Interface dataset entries
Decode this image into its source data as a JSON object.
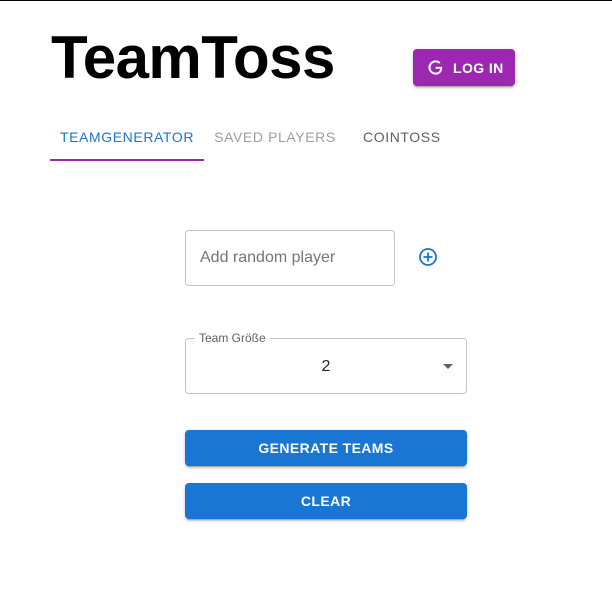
{
  "app": {
    "title": "TeamToss"
  },
  "header": {
    "login_label": "LOG IN",
    "login_icon": "google-icon"
  },
  "tabs": [
    {
      "label": "TEAMGENERATOR",
      "active": true
    },
    {
      "label": "SAVED PLAYERS",
      "active": false,
      "disabled": true
    },
    {
      "label": "COINTOSS",
      "active": false
    }
  ],
  "player_input": {
    "value": "",
    "placeholder": "Add random player",
    "add_icon": "plus-circle-icon"
  },
  "team_size": {
    "label": "Team Größe",
    "selected": "2",
    "icon": "dropdown-arrow-icon"
  },
  "actions": {
    "generate_label": "GENERATE TEAMS",
    "clear_label": "CLEAR"
  },
  "colors": {
    "primary": "#1976d2",
    "secondary": "#9c27b0",
    "disabled_text": "#9e9e9e",
    "border": "#c4c4c4"
  }
}
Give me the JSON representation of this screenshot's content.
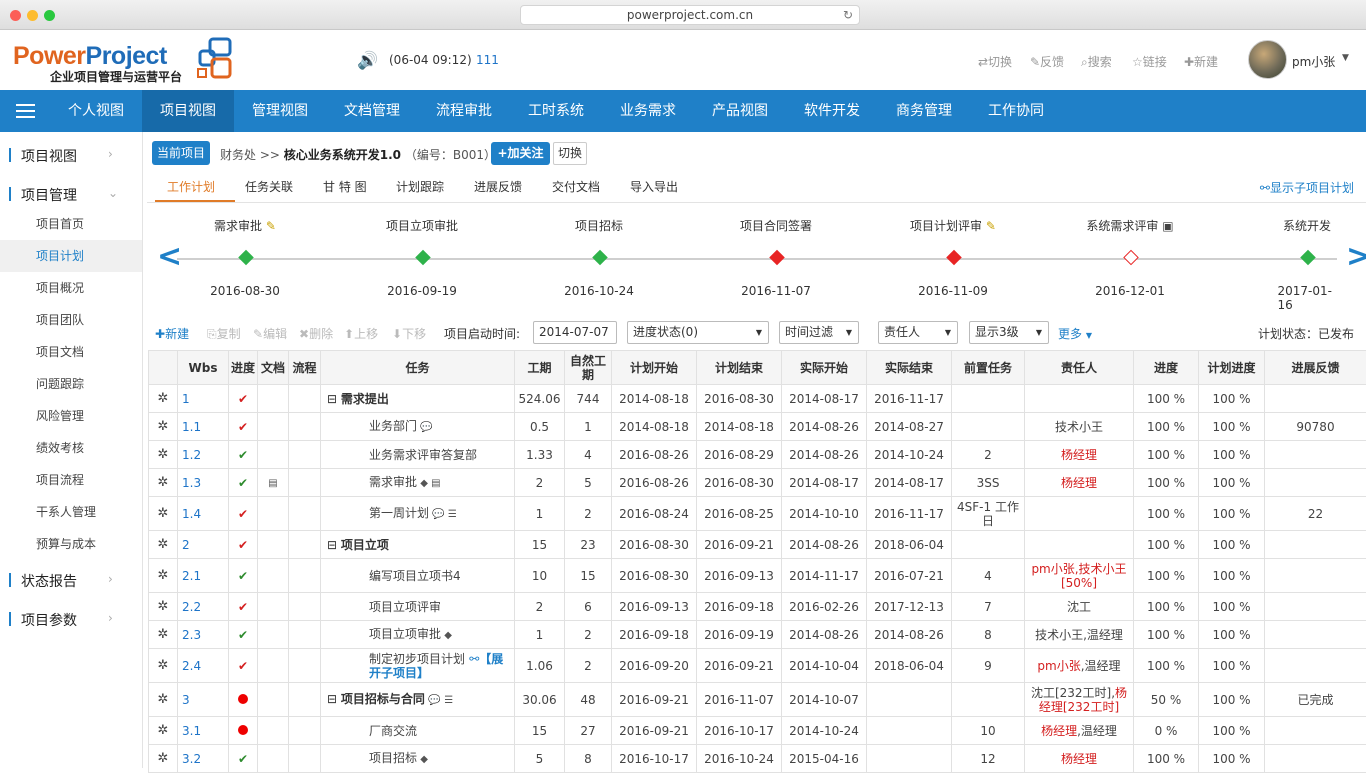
{
  "browser": {
    "url": "powerproject.com.cn",
    "reload_icon": "reload-icon"
  },
  "header": {
    "logo_power": "Power",
    "logo_project": "Project",
    "logo_sub": "企业项目管理与运营平台",
    "msg_time": "(06-04 09:12)",
    "msg_count": "111",
    "links": {
      "switch": "⇄切换",
      "feedback": "✎反馈",
      "search": "⌕搜索",
      "link": "☆链接",
      "new": "✚新建"
    },
    "user_name": "pm小张"
  },
  "nav": {
    "items": [
      "个人视图",
      "项目视图",
      "管理视图",
      "文档管理",
      "流程审批",
      "工时系统",
      "业务需求",
      "产品视图",
      "软件开发",
      "商务管理",
      "工作协同"
    ],
    "active": "项目视图"
  },
  "sidebar": {
    "project_view": "项目视图",
    "project_mgmt": "项目管理",
    "items": [
      "项目首页",
      "项目计划",
      "项目概况",
      "项目团队",
      "项目文档",
      "问题跟踪",
      "风险管理",
      "绩效考核",
      "项目流程",
      "干系人管理",
      "预算与成本"
    ],
    "status_report": "状态报告",
    "project_params": "项目参数"
  },
  "breadcrumb": {
    "current_project": "当前项目",
    "dept": "财务处 >>",
    "project_name": "核心业务系统开发1.0",
    "code": "（编号：B001）",
    "follow": "+加关注",
    "switch": "切换"
  },
  "subtabs": [
    "工作计划",
    "任务关联",
    "甘 特 图",
    "计划跟踪",
    "进展反馈",
    "交付文档",
    "导入导出"
  ],
  "show_sub_plan": "显示子项目计划",
  "milestones": [
    {
      "label": "需求审批",
      "date": "2016-08-30",
      "status": "green",
      "icon": "note-icon"
    },
    {
      "label": "项目立项审批",
      "date": "2016-09-19",
      "status": "green"
    },
    {
      "label": "项目招标",
      "date": "2016-10-24",
      "status": "green"
    },
    {
      "label": "项目合同签署",
      "date": "2016-11-07",
      "status": "red"
    },
    {
      "label": "项目计划评审",
      "date": "2016-11-09",
      "status": "red",
      "icon": "note-icon"
    },
    {
      "label": "系统需求评审",
      "date": "2016-12-01",
      "status": "hollow",
      "icon": "calendar-icon"
    },
    {
      "label": "系统开发",
      "date": "2017-01-16",
      "status": "green"
    }
  ],
  "toolbar": {
    "new": "新建",
    "copy": "复制",
    "edit": "编辑",
    "delete": "删除",
    "up": "上移",
    "down": "下移",
    "start_label": "项目启动时间:",
    "start_value": "2014-07-07",
    "progress_filter": "进度状态(0)",
    "time_filter": "时间过滤",
    "owner_filter": "责任人",
    "level_filter": "显示3级",
    "more": "更多",
    "plan_status": "计划状态：已发布"
  },
  "table": {
    "headers": [
      "",
      "Wbs",
      "进度",
      "文档",
      "流程",
      "任务",
      "工期",
      "自然工期",
      "计划开始",
      "计划结束",
      "实际开始",
      "实际结束",
      "前置任务",
      "责任人",
      "进度",
      "计划进度",
      "进展反馈"
    ],
    "rows": [
      {
        "wbs": "1",
        "mark": "check-red",
        "task": "需求提出",
        "level": 1,
        "dur": "524.06",
        "nat": "744",
        "ps": "2014-08-18",
        "pe": "2016-08-30",
        "as": "2014-08-17",
        "ae": "2016-11-17",
        "pre": "",
        "owner": "",
        "owner_red": false,
        "prog": "100 %",
        "pprog": "100 %",
        "fb": ""
      },
      {
        "wbs": "1.1",
        "mark": "check-red",
        "task": "业务部门",
        "level": 2,
        "icons": "comment",
        "dur": "0.5",
        "nat": "1",
        "ps": "2014-08-18",
        "pe": "2014-08-18",
        "as": "2014-08-26",
        "ae": "2014-08-27",
        "pre": "",
        "owner": "技术小王",
        "owner_red": false,
        "prog": "100 %",
        "pprog": "100 %",
        "fb": "90780"
      },
      {
        "wbs": "1.2",
        "mark": "check-green",
        "task": "业务需求评审答复部",
        "level": 2,
        "dur": "1.33",
        "nat": "4",
        "ps": "2016-08-26",
        "pe": "2016-08-29",
        "as": "2014-08-26",
        "ae": "2014-10-24",
        "pre": "2",
        "owner": "杨经理",
        "owner_red": true,
        "prog": "100 %",
        "pprog": "100 %",
        "fb": ""
      },
      {
        "wbs": "1.3",
        "mark": "check-green",
        "doc": true,
        "task": "需求审批",
        "level": 2,
        "icons": "diamond-doc",
        "dur": "2",
        "nat": "5",
        "ps": "2016-08-26",
        "pe": "2016-08-30",
        "as": "2014-08-17",
        "ae": "2014-08-17",
        "pre": "3SS",
        "owner": "杨经理",
        "owner_red": true,
        "prog": "100 %",
        "pprog": "100 %",
        "fb": ""
      },
      {
        "wbs": "1.4",
        "mark": "check-red",
        "task": "第一周计划",
        "level": 2,
        "icons": "comment-list",
        "dur": "1",
        "nat": "2",
        "ps": "2016-08-24",
        "pe": "2016-08-25",
        "as": "2014-10-10",
        "ae": "2016-11-17",
        "pre": "4SF-1 工作日",
        "owner": "",
        "owner_red": false,
        "prog": "100 %",
        "pprog": "100 %",
        "fb": "22"
      },
      {
        "wbs": "2",
        "mark": "check-red",
        "task": "项目立项",
        "level": 1,
        "dur": "15",
        "nat": "23",
        "ps": "2016-08-30",
        "pe": "2016-09-21",
        "as": "2014-08-26",
        "ae": "2018-06-04",
        "pre": "",
        "owner": "",
        "owner_red": false,
        "prog": "100 %",
        "pprog": "100 %",
        "fb": ""
      },
      {
        "wbs": "2.1",
        "mark": "check-green",
        "task": "编写项目立项书4",
        "level": 2,
        "dur": "10",
        "nat": "15",
        "ps": "2016-08-30",
        "pe": "2016-09-13",
        "as": "2014-11-17",
        "ae": "2016-07-21",
        "pre": "4",
        "owner": "pm小张,技术小王[50%]",
        "owner_red": true,
        "prog": "100 %",
        "pprog": "100 %",
        "fb": ""
      },
      {
        "wbs": "2.2",
        "mark": "check-red",
        "task": "项目立项评审",
        "level": 2,
        "dur": "2",
        "nat": "6",
        "ps": "2016-09-13",
        "pe": "2016-09-18",
        "as": "2016-02-26",
        "ae": "2017-12-13",
        "pre": "7",
        "owner": "沈工",
        "owner_red": false,
        "prog": "100 %",
        "pprog": "100 %",
        "fb": ""
      },
      {
        "wbs": "2.3",
        "mark": "check-green",
        "task": "项目立项审批",
        "level": 2,
        "icons": "diamond",
        "dur": "1",
        "nat": "2",
        "ps": "2016-09-18",
        "pe": "2016-09-19",
        "as": "2014-08-26",
        "ae": "2014-08-26",
        "pre": "8",
        "owner": "技术小王,温经理",
        "owner_red": false,
        "prog": "100 %",
        "pprog": "100 %",
        "fb": ""
      },
      {
        "wbs": "2.4",
        "mark": "check-red",
        "task": "制定初步项目计划",
        "level": 2,
        "expand": "【展开子项目】",
        "dur": "1.06",
        "nat": "2",
        "ps": "2016-09-20",
        "pe": "2016-09-21",
        "as": "2014-10-04",
        "ae": "2018-06-04",
        "pre": "9",
        "owner": "pm小张,温经理",
        "owner_red": "partial",
        "prog": "100 %",
        "pprog": "100 %",
        "fb": ""
      },
      {
        "wbs": "3",
        "mark": "dot-red",
        "task": "项目招标与合同",
        "level": 1,
        "icons": "comment-list",
        "dur": "30.06",
        "nat": "48",
        "ps": "2016-09-21",
        "pe": "2016-11-07",
        "as": "2014-10-07",
        "ae": "",
        "pre": "",
        "owner": "沈工[232工时],杨经理[232工时]",
        "owner_red": "partial2",
        "prog": "50 %",
        "pprog": "100 %",
        "fb": "已完成"
      },
      {
        "wbs": "3.1",
        "mark": "dot-red",
        "task": "厂商交流",
        "level": 2,
        "dur": "15",
        "nat": "27",
        "ps": "2016-09-21",
        "pe": "2016-10-17",
        "as": "2014-10-24",
        "ae": "",
        "pre": "10",
        "owner": "杨经理,温经理",
        "owner_red": "partial",
        "prog": "0 %",
        "pprog": "100 %",
        "fb": ""
      },
      {
        "wbs": "3.2",
        "mark": "check-green",
        "task": "项目招标",
        "level": 2,
        "icons": "diamond",
        "dur": "5",
        "nat": "8",
        "ps": "2016-10-17",
        "pe": "2016-10-24",
        "as": "2015-04-16",
        "ae": "",
        "pre": "12",
        "owner": "杨经理",
        "owner_red": true,
        "prog": "100 %",
        "pprog": "100 %",
        "fb": ""
      }
    ]
  }
}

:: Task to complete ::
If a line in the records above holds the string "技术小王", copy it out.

:: Final answer ::
        "owner": "技术小王",
        "owner": "pm小张,技术小王[50%]",
        "owner": "技术小王,温经理",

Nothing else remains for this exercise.